|Note: p.p. denotes percentage points. Change based on unrounded numbers.
Sources: Bureau of Labor Statistics; Macrobond; authors' calculations.
The number of unemployed not on temporary layoff has risen by 2.7 million since February
Unemployed workers are classified into those on temporary layoff and those not on temporary layoff, with the latter group including permanent job losers, people completing temporary jobs, job leavers, and entrants to the labor force. The number of unemployed workers peaked at 23 million in April and has fallen dramatically since then. More than all of this progress has been a reduction in workers on temporary layoff while the number of workers not on temporary layoff has risen by 2.6 million since then as shown in figure 2.

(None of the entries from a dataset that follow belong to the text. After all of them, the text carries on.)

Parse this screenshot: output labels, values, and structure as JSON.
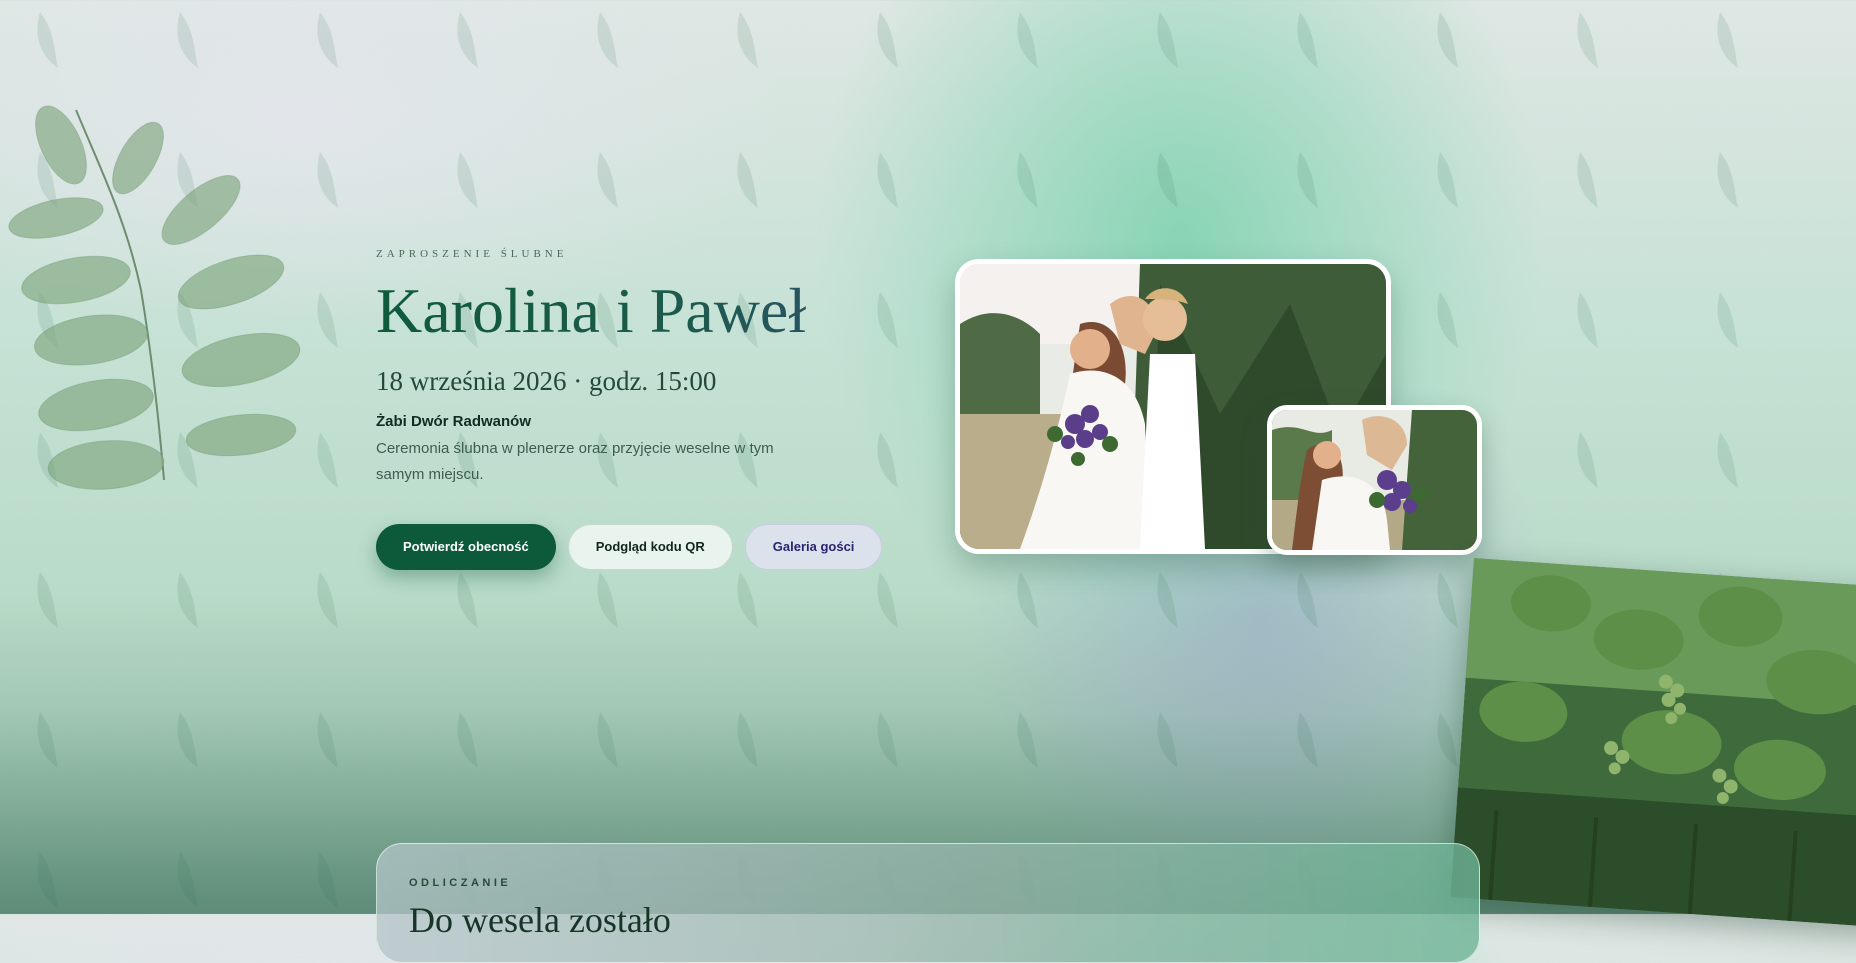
{
  "hero": {
    "eyebrow": "ZAPROSZENIE ŚLUBNE",
    "title": "Karolina i Paweł",
    "date_time": "18 września 2026 · godz. 15:00",
    "venue": "Żabi Dwór Radwanów",
    "description": "Ceremonia ślubna w plenerze oraz przyjęcie weselne w tym samym miejscu.",
    "buttons": {
      "rsvp": "Potwierdź obecność",
      "qr_preview": "Podgląd kodu QR",
      "guest_gallery": "Galeria gości"
    }
  },
  "countdown": {
    "label": "ODLICZANIE",
    "heading": "Do wesela zostało"
  },
  "colors": {
    "primary": "#0d5a3a",
    "title_gradient_start": "#0f5a3c",
    "title_gradient_end": "#2e4f74",
    "guest_gallery_text": "#2a2470"
  },
  "icons": [
    "leaf-branch-icon",
    "leaf-pattern-icon"
  ]
}
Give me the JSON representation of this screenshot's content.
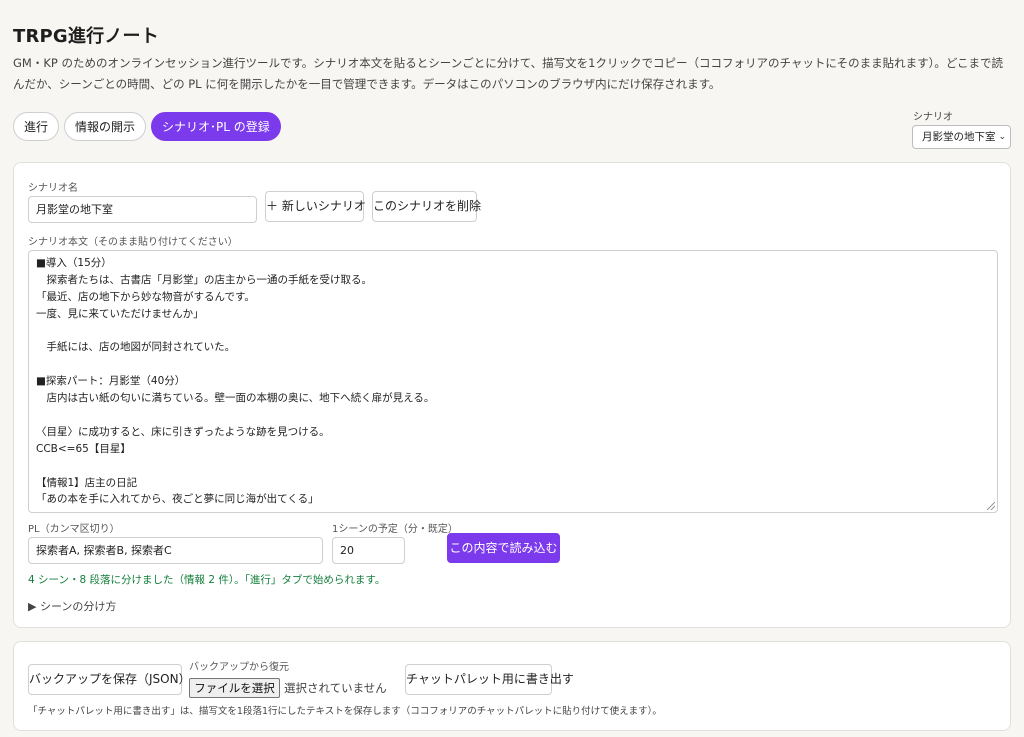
{
  "app": {
    "title": "TRPG進行ノート",
    "description": "GM・KP のためのオンラインセッション進行ツールです。シナリオ本文を貼るとシーンごとに分けて、描写文を1クリックでコピー（ココフォリアのチャットにそのまま貼れます）。どこまで読んだか、シーンごとの時間、どの PL に何を開示したかを一目で管理できます。データはこのパソコンのブラウザ内にだけ保存されます。"
  },
  "tabs": [
    {
      "label": "進行"
    },
    {
      "label": "情報の開示"
    },
    {
      "label": "シナリオ･PL の登録",
      "active": true
    }
  ],
  "scenario_select": {
    "label": "シナリオ",
    "value": "月影堂の地下室"
  },
  "editor": {
    "name_label": "シナリオ名",
    "name_value": "月影堂の地下室",
    "new_button": "＋ 新しいシナリオ",
    "delete_button": "このシナリオを削除",
    "body_label": "シナリオ本文（そのまま貼り付けてください）",
    "body_lines": [
      "■導入（15分）",
      "　探索者たちは、古書店「月影堂」の店主から一通の手紙を受け取る。",
      "「最近、店の地下から妙な物音がするんです。",
      "一度、見に来ていただけませんか」",
      "",
      "　手紙には、店の地図が同封されていた。",
      "",
      "■探索パート：月影堂（40分）",
      "　店内は古い紙の匂いに満ちている。壁一面の本棚の奥に、地下へ続く扉が見える。",
      "",
      "〈目星〉に成功すると、床に引きずったような跡を見つける。",
      "CCB<=65【目星】",
      "",
      "【情報1】店主の日記",
      "「あの本を手に入れてから、夜ごと夢に同じ海が出てくる」"
    ],
    "pl_label": "PL（カンマ区切り）",
    "pl_value": "探索者A, 探索者B, 探索者C",
    "time_label": "1シーンの予定（分・既定）",
    "time_value": "20",
    "load_button": "この内容で読み込む",
    "status": "4 シーン・8 段落に分けました（情報 2 件）。「進行」タブで始められます。",
    "disclosure": "▶ シーンの分け方"
  },
  "backup": {
    "save_button": "バックアップを保存（JSON）",
    "restore_label": "バックアップから復元",
    "file_button": "ファイルを選択",
    "file_status": "選択されていません",
    "export_button": "チャットパレット用に書き出す",
    "note": "「チャットパレット用に書き出す」は、描写文を1段落1行にしたテキストを保存します（ココフォリアのチャットパレットに貼り付けて使えます）。"
  },
  "colors": {
    "accent": "#7c3aed",
    "success": "#15803d"
  }
}
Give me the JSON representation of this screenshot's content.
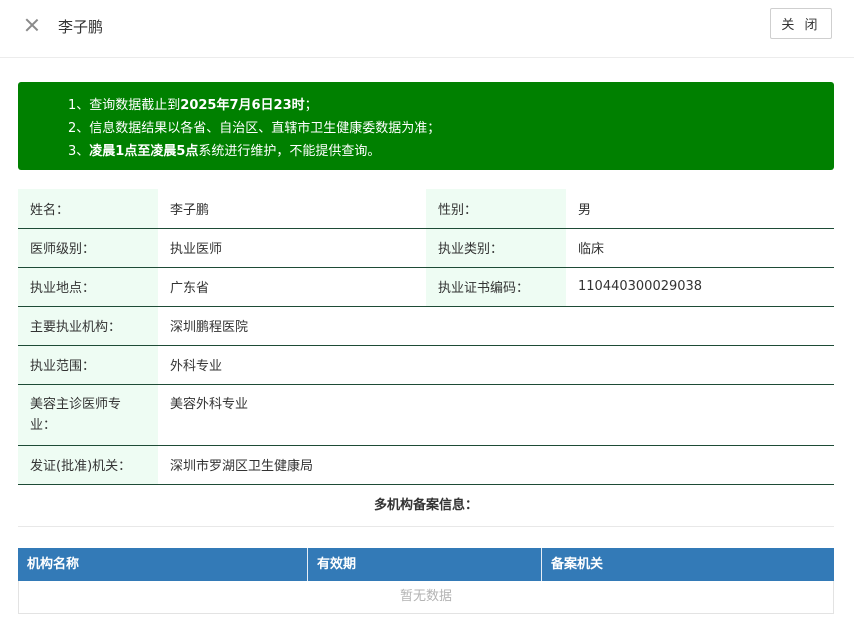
{
  "header": {
    "title": "李子鹏",
    "close_button": "关 闭"
  },
  "notice": {
    "line1_prefix": "1、查询数据截止到",
    "line1_bold": "2025年7月6日23时",
    "line1_suffix": "；",
    "line2": "2、信息数据结果以各省、自治区、直辖市卫生健康委数据为准；",
    "line3_prefix": "3、",
    "line3_bold": "凌晨1点至凌晨5点",
    "line3_suffix": "系统进行维护，不能提供查询。"
  },
  "info": {
    "name_label": "姓名：",
    "name_value": "李子鹏",
    "gender_label": "性别：",
    "gender_value": "男",
    "level_label": "医师级别：",
    "level_value": "执业医师",
    "category_label": "执业类别：",
    "category_value": "临床",
    "location_label": "执业地点：",
    "location_value": "广东省",
    "cert_label": "执业证书编码：",
    "cert_value": "110440300029038",
    "institution_label": "主要执业机构：",
    "institution_value": "深圳鹏程医院",
    "scope_label": "执业范围：",
    "scope_value": "外科专业",
    "cosmetic_label": "美容主诊医师专业：",
    "cosmetic_value": "美容外科专业",
    "authority_label": "发证(批准)机关：",
    "authority_value": "深圳市罗湖区卫生健康局"
  },
  "multi": {
    "title": "多机构备案信息：",
    "columns": [
      "机构名称",
      "有效期",
      "备案机关"
    ],
    "empty_text": "暂无数据"
  }
}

The increase in unemployed workers not on temporary layoff is concerning because it suggests that the low hanging fruit of labor market recovery has mostly already been picked, in the form of people returning to their old jobs, and that further recovery will require the harder step of people finding new jobs, in some cases in new industries.
The ranks of the long-term unemployed have grown by 2.8 million since February
Even as total unemployment has fallen the number of long-term unemployed, those without a job for 27 or more weeks, has increased since April and now stands at 2.8 million above its February level as shown in figure 3. The long-term unemployment rate was 2.5, its highest level since 2013.
Economic evidence shows that long-term unemployment can have a scarring effect making it harder for a worker to find a job, more likely for them to drop out of the labor force for a sustained period, or likely to suffer from persistent reductions in wages.
Understanding the data can help inform projections of the trajectory of labor market recovery. We saw an initial “partial bounce back” in the labor market in the late spring and summer, as the unemployment rate fell quickly at first as businesses reopened, but the pace of recovery has slowed throughout the fall and has now reversed.
The future prospects of the labor market will depend on the trajectory of the virus, the future policy response, and how many people without jobs can quickly connect with their old jobs instead of undertaking the time-consuming process of finding a new job, or even a job in a new industry. In the short term, cases, hospitalizations, and deaths continue to rise. This not only has caused mounting human suffering but will take an increasing toll on the economy as well. The Coronavirus Response and Relief Supplemental Appropriations Act from December will provide substantial relief, but more action is needed, especially in deploying vaccines and testing, extending unemployment programs past March, and providing additional aid for states and localities.
If the virus is brought under control the economy should have sufficient aggregate demand to support rapid growth in 2021. This demand would be satisfied by putting millions of workers back to work and bringing millions more back into the labor force. The challenges of a speedy labor market adjustment grow the longer and worse the underlying unemployment situation gets.
The data underlying this analysis are available here [zip].